Aim of the exercise — Determine how many lines below contain the string "icon" and give that number without anything else.
+===+
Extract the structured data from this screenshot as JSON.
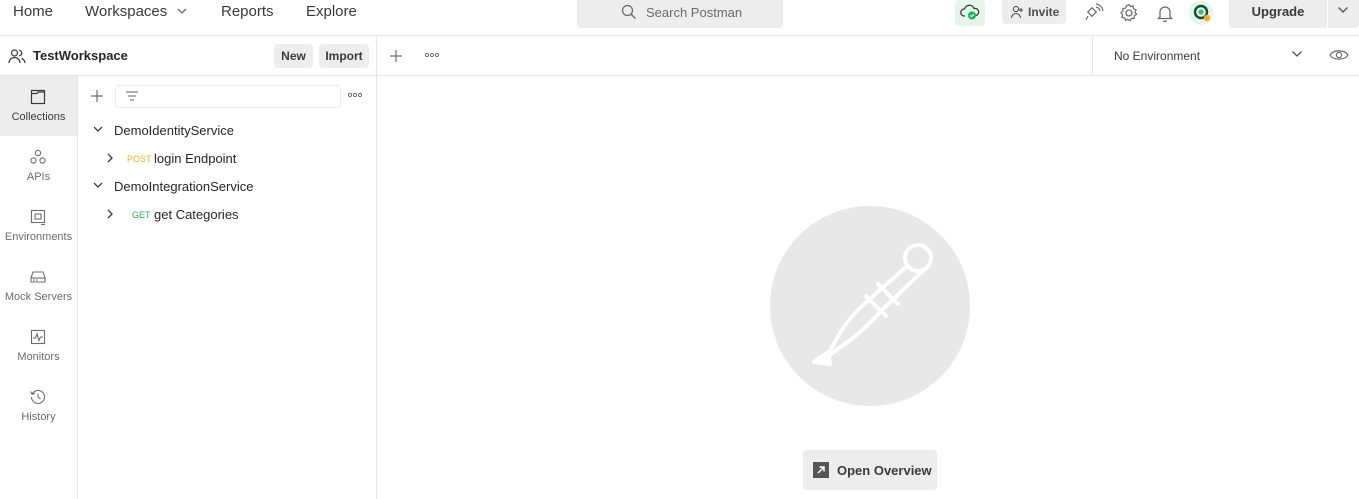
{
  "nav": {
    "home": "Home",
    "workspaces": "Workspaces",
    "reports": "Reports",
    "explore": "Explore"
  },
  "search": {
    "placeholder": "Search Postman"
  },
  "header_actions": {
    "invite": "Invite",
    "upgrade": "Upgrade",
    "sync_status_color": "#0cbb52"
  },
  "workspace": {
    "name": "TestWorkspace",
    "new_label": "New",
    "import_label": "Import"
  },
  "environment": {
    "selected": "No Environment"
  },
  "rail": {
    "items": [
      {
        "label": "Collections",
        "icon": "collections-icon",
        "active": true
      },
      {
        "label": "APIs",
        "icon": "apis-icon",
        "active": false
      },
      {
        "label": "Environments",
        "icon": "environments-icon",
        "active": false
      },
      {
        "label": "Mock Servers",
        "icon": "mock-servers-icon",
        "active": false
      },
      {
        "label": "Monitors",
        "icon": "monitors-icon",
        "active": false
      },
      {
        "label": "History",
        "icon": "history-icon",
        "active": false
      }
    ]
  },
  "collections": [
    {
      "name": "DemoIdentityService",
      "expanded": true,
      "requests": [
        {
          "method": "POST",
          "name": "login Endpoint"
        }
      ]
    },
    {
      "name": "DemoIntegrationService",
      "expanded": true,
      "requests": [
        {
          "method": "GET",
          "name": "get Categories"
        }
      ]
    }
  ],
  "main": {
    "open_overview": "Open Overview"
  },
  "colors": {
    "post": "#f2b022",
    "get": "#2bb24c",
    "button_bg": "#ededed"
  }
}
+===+
Solution to the exercise — 6